Trying to sell my Surface

As I have previously mentioned on this site, I recently purchased a Lenovo ThinkPad X1 Carbon to replace my Microsoft Surface Pro 3. I expected that my Surface would be worth nothing but was pleasantly surprised to learn that my particular model (i7 / 8GB RAM / 256GB SSD) was selling for more than $500. It’s quite rare to see a four-year-old PC sell for more than $200; it’s difficult to even give away a second-hand PC for free.

Since eBay had a no-fee promotion running at the time, I promptly listed my Surface. Even though I specifically stated that I was only posting to Australia, a bidder from Thailand won the item. They asked me for a shipping quote, which I complied with even though I didn’t want to send it to Thailand. I waited four days and received no communication or payment from the winner. I then looked at their feedback profile and learned that they had just paid for a cheaper Surface from the US. It appears as if they had bided on all of the Surface Pro 3 computers that were on eBay at that time, only intending to pay for the cheapest one.

Unfortunately, I couldn’t open an unpaid item case yet as enough time hadn’t lapsed. However, opening an unpaid item case would mean that I’d have to wait at least another four days until I could relist the item. Since I was certain that the winner wouldn’t pay, I called eBay. This took nearly an hour and wasn’t overly helpful. They didn’t seem to care about the non-paying bidder and wouldn’t do anything about it. I then discovered that there was an option to cancel an eBay order, and did this. After this I set up a “Second Chance Offer” for the non-winning bidder, which was a waste of time as they didn’t respond to any of my messages.

Since I didn’t offer shipping to Thailand, this eBay user shouldn’t have even had the option to bid on my listing.

Trying to sell my Surface again

After waiting a couple of days, I relisted the Surface. Unfortunately, there were no fee-free promotions running at the time, so I would have to pay a hefty final valuation fee if someone won. A short time later I received a “Best Offer”; I didn’t even know this was an option on my listing! I accepted the offer and waited for payment. Two days later I received a message stating that “I am no longer interested in the item, please ignore my offer”.

Trying to sell my Surface again again

eBay was running another fee-free promotion, so I listed the Surface for the third time.
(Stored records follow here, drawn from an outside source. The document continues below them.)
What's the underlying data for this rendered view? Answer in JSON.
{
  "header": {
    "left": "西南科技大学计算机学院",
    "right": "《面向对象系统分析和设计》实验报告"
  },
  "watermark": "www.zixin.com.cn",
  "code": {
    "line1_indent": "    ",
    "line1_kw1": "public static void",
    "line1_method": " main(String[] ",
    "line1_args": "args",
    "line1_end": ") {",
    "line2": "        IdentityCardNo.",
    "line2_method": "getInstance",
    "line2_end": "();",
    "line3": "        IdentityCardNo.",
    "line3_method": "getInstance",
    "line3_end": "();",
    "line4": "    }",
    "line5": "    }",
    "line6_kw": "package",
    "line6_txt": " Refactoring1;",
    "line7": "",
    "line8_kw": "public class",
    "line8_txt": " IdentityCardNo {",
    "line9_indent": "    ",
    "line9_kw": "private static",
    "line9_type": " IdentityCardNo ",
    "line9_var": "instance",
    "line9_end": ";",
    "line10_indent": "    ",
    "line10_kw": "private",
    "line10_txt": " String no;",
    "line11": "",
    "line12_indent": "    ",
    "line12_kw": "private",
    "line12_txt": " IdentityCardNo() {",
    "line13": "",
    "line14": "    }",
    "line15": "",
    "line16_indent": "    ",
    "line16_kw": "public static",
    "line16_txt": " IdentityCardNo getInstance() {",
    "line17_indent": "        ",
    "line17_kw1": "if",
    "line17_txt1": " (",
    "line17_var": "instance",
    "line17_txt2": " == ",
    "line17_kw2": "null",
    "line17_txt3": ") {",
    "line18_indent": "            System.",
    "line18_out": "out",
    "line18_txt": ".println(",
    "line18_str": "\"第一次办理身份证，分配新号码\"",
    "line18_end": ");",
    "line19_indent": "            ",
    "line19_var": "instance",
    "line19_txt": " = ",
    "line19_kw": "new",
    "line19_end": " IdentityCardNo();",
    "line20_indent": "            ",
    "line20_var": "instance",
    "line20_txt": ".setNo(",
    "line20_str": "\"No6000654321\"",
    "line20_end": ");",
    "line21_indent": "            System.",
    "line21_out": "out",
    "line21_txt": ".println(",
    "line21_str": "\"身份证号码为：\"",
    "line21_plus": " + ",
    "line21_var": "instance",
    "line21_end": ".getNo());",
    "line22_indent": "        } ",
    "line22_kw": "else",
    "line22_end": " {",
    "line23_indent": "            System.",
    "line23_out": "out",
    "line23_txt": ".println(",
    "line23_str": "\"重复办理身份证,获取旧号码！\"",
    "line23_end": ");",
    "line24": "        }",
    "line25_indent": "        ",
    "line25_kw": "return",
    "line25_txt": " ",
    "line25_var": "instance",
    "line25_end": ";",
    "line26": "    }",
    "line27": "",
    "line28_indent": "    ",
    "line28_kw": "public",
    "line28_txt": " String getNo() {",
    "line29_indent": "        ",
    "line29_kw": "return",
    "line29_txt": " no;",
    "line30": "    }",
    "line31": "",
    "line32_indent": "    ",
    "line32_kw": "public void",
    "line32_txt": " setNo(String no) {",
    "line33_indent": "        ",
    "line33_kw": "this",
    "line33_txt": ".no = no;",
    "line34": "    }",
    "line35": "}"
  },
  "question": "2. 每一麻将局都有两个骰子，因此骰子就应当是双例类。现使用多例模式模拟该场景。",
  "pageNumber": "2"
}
This auction is still running at the time of publication, so I’ll have to wait and see if someone will actually pay this time.

A bit of a rant

From my experience it appears that many eBay users do not understand that they are obliged to pay if they win an auction. I believe that the problem of non-paying bidders could be resolved if eBay automatically debited the winners PayPal account at the end of an auction, rather than relying on the user to log in and pay manually.

It is not helped by eBay’s poor user interface. One of my items was quite bulky, so I listed it as “local pickup only”. An eBay user asked if I would post it to them, which I agreed to. I could not work out how to add postage as an option to the existing listing, so I contacted eBay. They informed me that it’s not possible to add extra shipping options to a live listing. Why!? Another annoyance was that some functions of the site wouldn’t work in Chrome, so I had to resort to Internet Explorer!

Besides not receiving payment and having to relist items, perhaps the most annoying part about being an eBay seller is the inability to leave negative feedback for non-payers. This really annoyed me, as the three non-payers I have had to deal with still have 100% positive feedback and are free to continue wasting the time of eBay sellers. Scammers and non-payers don’t seem to receive enough punishment. They can say that they “entered the wrong amount” and get away with it. eBay sellers pay a lot of fees to eBay and should receive better treatment. The scammers and non-payers should not be favoured.

I have listed less than ten items on eBay so far and have had to deal with three non-payers and a refund. I cannot imagine how frustrating it would be to sell items on eBay as a full-time job.